▶ [Exercise prompt]
Please copy every line from the following entries in which the word "mobile" appears.

▶ [Data in this exercise]

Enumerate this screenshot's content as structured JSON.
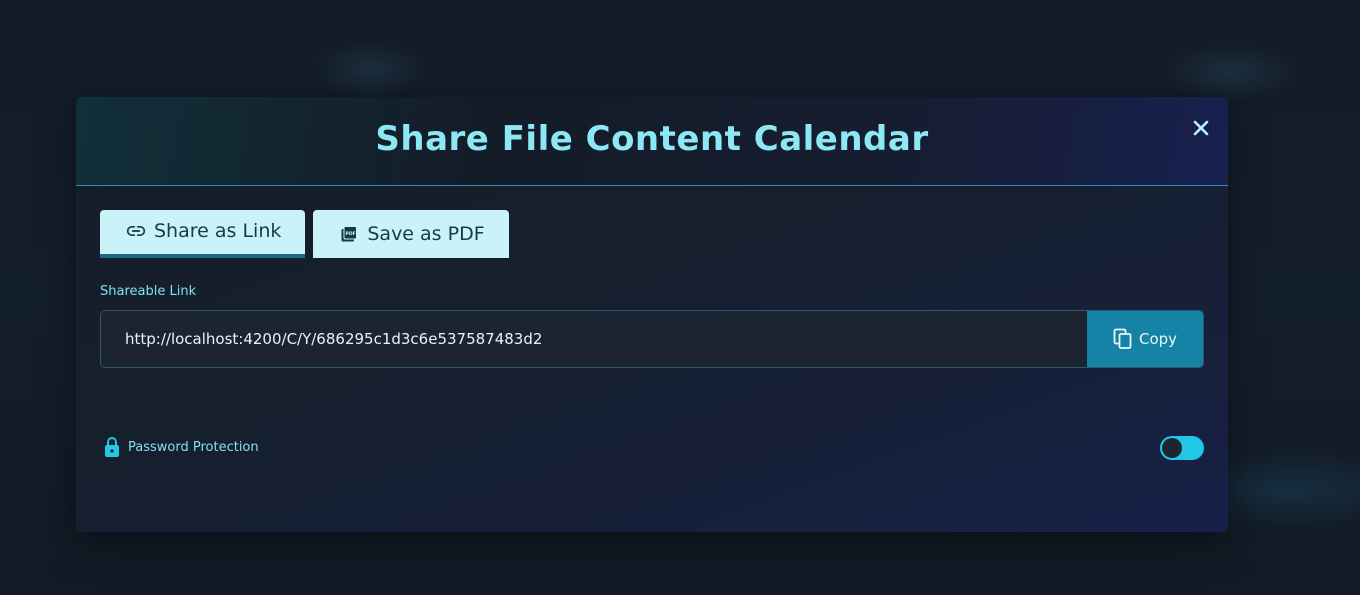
{
  "modal": {
    "title": "Share File Content Calendar",
    "close_icon": "close-icon"
  },
  "tabs": [
    {
      "label": "Share as Link",
      "icon": "link-icon",
      "active": true
    },
    {
      "label": "Save as PDF",
      "icon": "pdf-icon",
      "active": false
    }
  ],
  "link_section": {
    "label": "Shareable Link",
    "value": "http://localhost:4200/C/Y/686295c1d3c6e537587483d2",
    "copy_label": "Copy",
    "copy_icon": "copy-icon"
  },
  "password": {
    "label": "Password Protection",
    "icon": "lock-icon",
    "enabled": false
  },
  "colors": {
    "accent": "#8ce8f5",
    "tab_bg": "#c9f3f8",
    "copy_button": "#1483a6",
    "toggle_track": "#22c8e8"
  }
}
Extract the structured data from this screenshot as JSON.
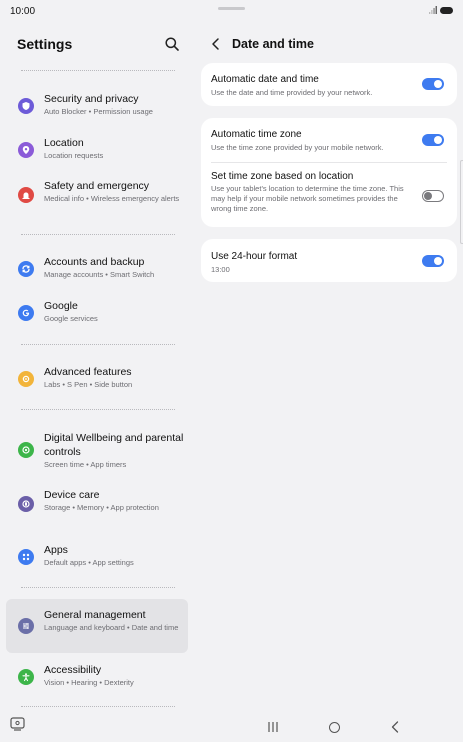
{
  "status": {
    "time": "10:00"
  },
  "settings": {
    "title": "Settings",
    "items": [
      {
        "title": "Security and privacy",
        "subtitle": "Auto Blocker • Permission usage",
        "icon": "shield-icon",
        "color": "#6d5bd8"
      },
      {
        "title": "Location",
        "subtitle": "Location requests",
        "icon": "location-pin-icon",
        "color": "#8b5bd8"
      },
      {
        "title": "Safety and emergency",
        "subtitle": "Medical info • Wireless emergency alerts",
        "icon": "emergency-icon",
        "color": "#e04a44"
      },
      {
        "title": "Accounts and backup",
        "subtitle": "Manage accounts • Smart Switch",
        "icon": "sync-icon",
        "color": "#3e7bf0"
      },
      {
        "title": "Google",
        "subtitle": "Google services",
        "icon": "google-icon",
        "color": "#3e7bf0"
      },
      {
        "title": "Advanced features",
        "subtitle": "Labs • S Pen • Side button",
        "icon": "gear-plus-icon",
        "color": "#f2b43a"
      },
      {
        "title": "Digital Wellbeing and parental controls",
        "subtitle": "Screen time • App timers",
        "icon": "wellbeing-icon",
        "color": "#3db54a"
      },
      {
        "title": "Device care",
        "subtitle": "Storage • Memory • App protection",
        "icon": "device-care-icon",
        "color": "#6b5fa8"
      },
      {
        "title": "Apps",
        "subtitle": "Default apps • App settings",
        "icon": "apps-grid-icon",
        "color": "#3e7bf0"
      },
      {
        "title": "General management",
        "subtitle": "Language and keyboard • Date and time",
        "icon": "sliders-icon",
        "color": "#6b6fa8"
      },
      {
        "title": "Accessibility",
        "subtitle": "Vision • Hearing • Dexterity",
        "icon": "accessibility-icon",
        "color": "#3db54a"
      }
    ]
  },
  "date_time": {
    "title": "Date and time",
    "auto_date": {
      "title": "Automatic date and time",
      "subtitle": "Use the date and time provided by your network.",
      "on": true
    },
    "auto_zone": {
      "title": "Automatic time zone",
      "subtitle": "Use the time zone provided by your mobile network.",
      "on": true
    },
    "zone_location": {
      "title": "Set time zone based on location",
      "subtitle": "Use your tablet's location to determine the time zone. This may help if your mobile network sometimes provides the wrong time zone.",
      "on": false
    },
    "format24": {
      "title": "Use 24-hour format",
      "subtitle": "13:00",
      "on": true
    }
  },
  "colors": {
    "accent": "#3e7bf0",
    "background": "#f2f2f4",
    "card": "#ffffff",
    "selected": "#e3e3e6"
  }
}
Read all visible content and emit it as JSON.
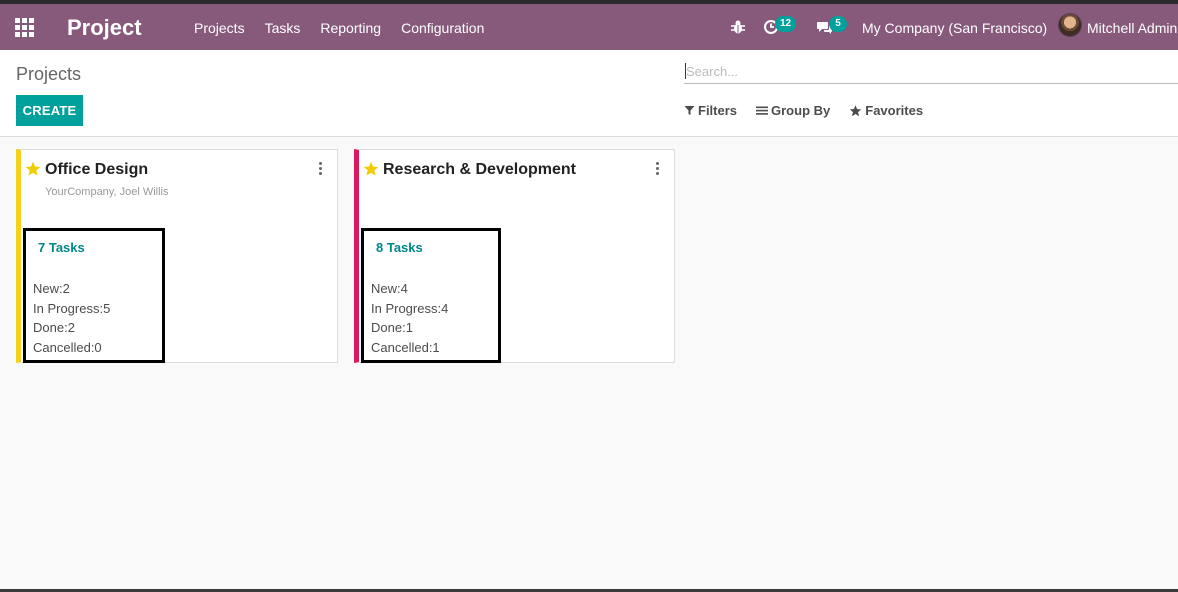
{
  "navbar": {
    "brand": "Project",
    "menu": [
      "Projects",
      "Tasks",
      "Reporting",
      "Configuration"
    ],
    "activity_count": "12",
    "message_count": "5",
    "company": "My Company (San Francisco)",
    "user": "Mitchell Admin (",
    "bg_color": "#875a7b"
  },
  "control": {
    "breadcrumb": "Projects",
    "create_label": "CREATE",
    "search_placeholder": "Search...",
    "filters_label": "Filters",
    "groupby_label": "Group By",
    "favorites_label": "Favorites"
  },
  "projects": [
    {
      "name": "Office Design",
      "subtitle": "YourCompany, Joel Willis",
      "tasks_label": "7 Tasks",
      "stages": [
        "New:2",
        "In Progress:5",
        "Done:2",
        "Cancelled:0"
      ],
      "color": "#f4d11a"
    },
    {
      "name": "Research & Development",
      "subtitle": "",
      "tasks_label": "8 Tasks",
      "stages": [
        "New:4",
        "In Progress:4",
        "Done:1",
        "Cancelled:1"
      ],
      "color": "#d81b60"
    }
  ],
  "accent": "#00a09d"
}
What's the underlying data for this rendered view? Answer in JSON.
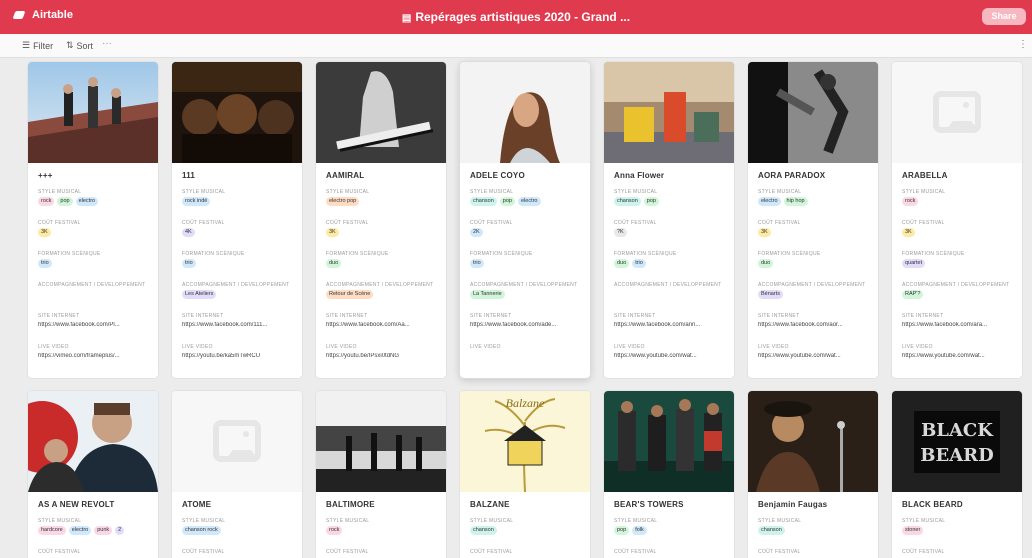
{
  "app": {
    "name": "Airtable",
    "base_title": "Repérages artistiques 2020 - Grand ...",
    "share_label": "Share"
  },
  "toolbar": {
    "filter_label": "Filter",
    "sort_label": "Sort"
  },
  "fields": {
    "style": "STYLE MUSICAL",
    "cost": "COÛT FESTIVAL",
    "format": "FORMATION SCÉNIQUE",
    "accomp": "ACCOMPAGNEMENT / DEVELOPPEMENT",
    "site": "SITE INTERNET",
    "live": "LIVE VIDEO"
  },
  "colors": {
    "brand": "#e03a4e",
    "pink": "#fbd7e6",
    "blue": "#d0e8fb",
    "green": "#d1f5d9",
    "yellow": "#fdeaa3",
    "orange": "#fedcc4",
    "purple": "#e3dbfa",
    "teal": "#cdf3ec",
    "gray": "#e8e8e8"
  },
  "cards": [
    {
      "name": "+++",
      "style_tags": [
        {
          "t": "rock",
          "c": "pink"
        },
        {
          "t": "pop",
          "c": "green"
        },
        {
          "t": "electro",
          "c": "blue"
        }
      ],
      "cost": [
        {
          "t": "3K",
          "c": "yellow"
        }
      ],
      "format": [
        {
          "t": "trio",
          "c": "blue"
        }
      ],
      "accomp": [],
      "site": "https://www.facebook.com/Pl...",
      "live": "https://vimeo.com/frameplus/..."
    },
    {
      "name": "111",
      "style_tags": [
        {
          "t": "rock indé",
          "c": "blue"
        }
      ],
      "cost": [
        {
          "t": "4K",
          "c": "purple"
        }
      ],
      "format": [
        {
          "t": "trio",
          "c": "blue"
        }
      ],
      "accomp": [
        {
          "t": "Les Ateliers",
          "c": "purple"
        }
      ],
      "site": "https://www.facebook.com/111...",
      "live": "https://youtu.be/ka5mTwRCU"
    },
    {
      "name": "AAMIRAL",
      "style_tags": [
        {
          "t": "electro pop",
          "c": "orange"
        }
      ],
      "cost": [
        {
          "t": "3K",
          "c": "yellow"
        }
      ],
      "format": [
        {
          "t": "duo",
          "c": "green"
        }
      ],
      "accomp": [
        {
          "t": "Retour de Scène",
          "c": "orange"
        }
      ],
      "site": "https://www.facebook.com/Aa...",
      "live": "https://youtu.be/IPsxi0tdNG"
    },
    {
      "name": "ADELE COYO",
      "style_tags": [
        {
          "t": "chanson",
          "c": "teal"
        },
        {
          "t": "pop",
          "c": "green"
        },
        {
          "t": "electro",
          "c": "blue"
        }
      ],
      "cost": [
        {
          "t": "2K",
          "c": "blue"
        }
      ],
      "format": [
        {
          "t": "trio",
          "c": "blue"
        }
      ],
      "accomp": [
        {
          "t": "La Tannerie",
          "c": "green"
        }
      ],
      "site": "https://www.facebook.com/ade...",
      "live": ""
    },
    {
      "name": "Anna Flower",
      "style_tags": [
        {
          "t": "chanson",
          "c": "teal"
        },
        {
          "t": "pop",
          "c": "green"
        }
      ],
      "cost": [
        {
          "t": "?K",
          "c": "gray"
        }
      ],
      "format": [
        {
          "t": "duo",
          "c": "green"
        },
        {
          "t": "trio",
          "c": "blue"
        }
      ],
      "accomp": [],
      "site": "https://www.facebook.com/ann...",
      "live": "https://www.youtube.com/wat..."
    },
    {
      "name": "AORA PARADOX",
      "style_tags": [
        {
          "t": "electro",
          "c": "blue"
        },
        {
          "t": "hip hop",
          "c": "green"
        }
      ],
      "cost": [
        {
          "t": "3K",
          "c": "yellow"
        }
      ],
      "format": [
        {
          "t": "duo",
          "c": "green"
        }
      ],
      "accomp": [
        {
          "t": "Bénarts",
          "c": "purple"
        }
      ],
      "site": "https://www.facebook.com/aor...",
      "live": "https://www.youtube.com/wat..."
    },
    {
      "name": "ARABELLA",
      "style_tags": [
        {
          "t": "rock",
          "c": "pink"
        }
      ],
      "cost": [
        {
          "t": "3K",
          "c": "yellow"
        }
      ],
      "format": [
        {
          "t": "quartet",
          "c": "purple"
        }
      ],
      "accomp": [
        {
          "t": "RAP'?",
          "c": "green"
        }
      ],
      "site": "https://www.facebook.com/ara...",
      "live": "https://www.youtube.com/wat..."
    },
    {
      "name": "AS A NEW REVOLT",
      "style_tags": [
        {
          "t": "hardcore",
          "c": "pink"
        },
        {
          "t": "electro",
          "c": "blue"
        },
        {
          "t": "punk",
          "c": "pink"
        },
        {
          "t": "2",
          "c": "purple"
        }
      ],
      "cost": [],
      "format": [],
      "accomp": [],
      "site": "",
      "live": ""
    },
    {
      "name": "ATOME",
      "style_tags": [
        {
          "t": "chanson rock",
          "c": "blue"
        }
      ],
      "cost": [],
      "format": [],
      "accomp": [],
      "site": "",
      "live": ""
    },
    {
      "name": "BALTIMORE",
      "style_tags": [
        {
          "t": "rock",
          "c": "pink"
        }
      ],
      "cost": [],
      "format": [],
      "accomp": [],
      "site": "",
      "live": ""
    },
    {
      "name": "BALZANE",
      "style_tags": [
        {
          "t": "chanson",
          "c": "teal"
        }
      ],
      "cost": [],
      "format": [],
      "accomp": [],
      "site": "",
      "live": ""
    },
    {
      "name": "BEAR'S TOWERS",
      "style_tags": [
        {
          "t": "pop",
          "c": "green"
        },
        {
          "t": "folk",
          "c": "blue"
        }
      ],
      "cost": [],
      "format": [],
      "accomp": [],
      "site": "",
      "live": ""
    },
    {
      "name": "Benjamin Faugas",
      "style_tags": [
        {
          "t": "chanson",
          "c": "teal"
        }
      ],
      "cost": [],
      "format": [],
      "accomp": [],
      "site": "",
      "live": ""
    },
    {
      "name": "BLACK BEARD",
      "style_tags": [
        {
          "t": "stoner",
          "c": "pink"
        }
      ],
      "cost": [],
      "format": [],
      "accomp": [],
      "site": "",
      "live": ""
    }
  ],
  "cover_logo_text": {
    "balzane": "Balzane",
    "blackbeard_1": "BLACK",
    "blackbeard_2": "BEARD"
  }
}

▶ [Task result]
      "subtitle": "Use the time zone provided by your mobile network.",
      "subtitle": "Use your tablet's location to determine the time zone. This may help if your mobile network sometimes provides the wrong time zone.",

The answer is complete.